Breakthrough in understanding of genes
Breakthrough in understanding of genes and depression wins Liley Medal
Auckland, 17 November 2004
Identifying a genetic connection between life stress and depression has earned the University of Otago’s Associate Professor Richie Poulton the inaugural Liley Medal for health research. The medal, to be awarded annually by the Health Research Council of New Zealand (HRC), recognises an individual whose research has made an outstanding contribution to the health and medical sciences.
Associate Professor Poulton, Director of the Dunedin Multidisciplinary Health and Development Research Unit, was awarded the prestigious medal for research that has opened up the exciting new field of behavioural genetics and provided new insights into the role of environment on gene expression.
The study used information from the Dunedin Multidisciplinary Study that follows the lives of close to 1,000 people born in Dunedin 32 years ago. HRC Chief Executive, Dr Bruce Scoggins, says the Dunedin Multidisciplinary Study is widely recognised as one of the world’s foremost longitudinal cohort studies and one the HRC is proud to have supported since it began in 1972.
“The paper that won this award has been internationally recognised as a major breakthrough in our understanding of gene-environment interactions,” he says.
More…. Published in the international journal Science, Associate Professor Poulton’s research was voted the 2nd most important breakthrough in 2003 in any area of science by the American Association for the Advancement of Science.
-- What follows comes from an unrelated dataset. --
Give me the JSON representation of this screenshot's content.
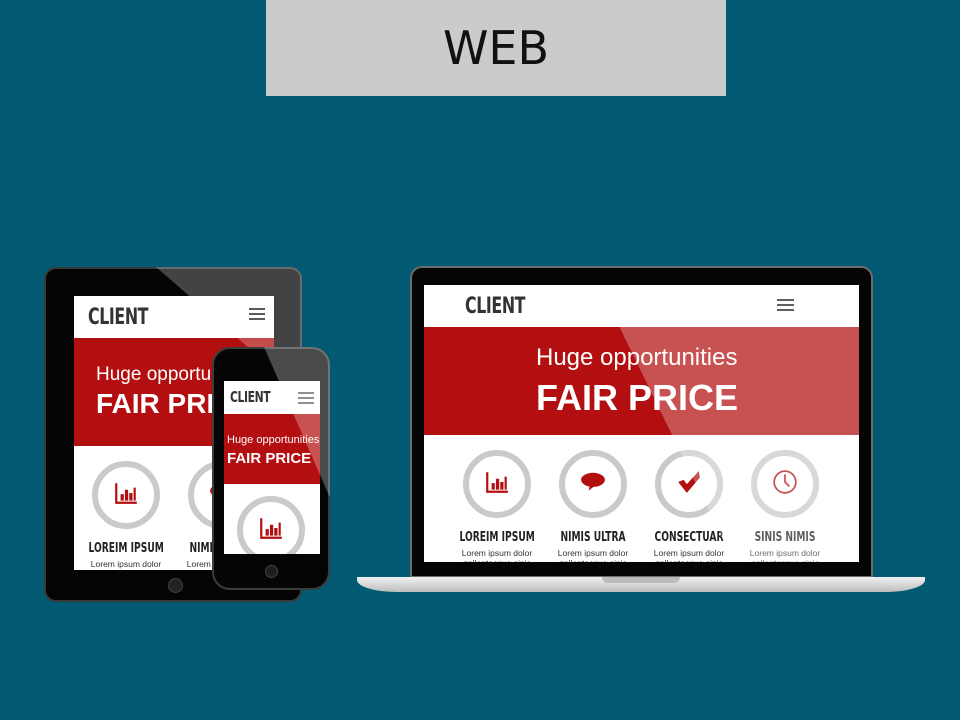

The work has received glowing tributes from international leaders in the field. One leading authority said about the study “It might not be an exaggeration to say that, if replicated, the study will turn out to have been a watershed moment in the history of behavioural genetics.” The findings have since been replicated in Australia, the United States, the United Kingdom and the Netherlands.
The Liley Medal is named after Sir William Liley KCMG, BMedSc, MBChB PhD FRSNZ, FRCOG to recognise his lifetime contributions to health and medical sciences.
Sir William (Bill) Liley developed techniques enabling the first blood transfusion to a baby in the womb in 1963. He was able to diagnose Rh hemolytic (blood) disease by taking amniotic fluid from the mother during pregnancy, now a routine diagnostic procedure. These discoveries saved many babies’ lives and made him the father of fetal medicine.
The medal was designed by Philip O’Shea Esq NZ Herald of Arms Extraordinary to Her Majesty The Queen, and crafted by Thomas Fattorini and Sons of Birmingham. The reverse design features fern fronds, reflecting Sir Liley’s work – some coiled (alluding to new birth), and other fully extended (healthy) fronds. In Maori art, the coiled fern frond often suggests an embryo.
Associate Professor Poulton was presented the medal at a ceremony on Wednesday 17 November 2004.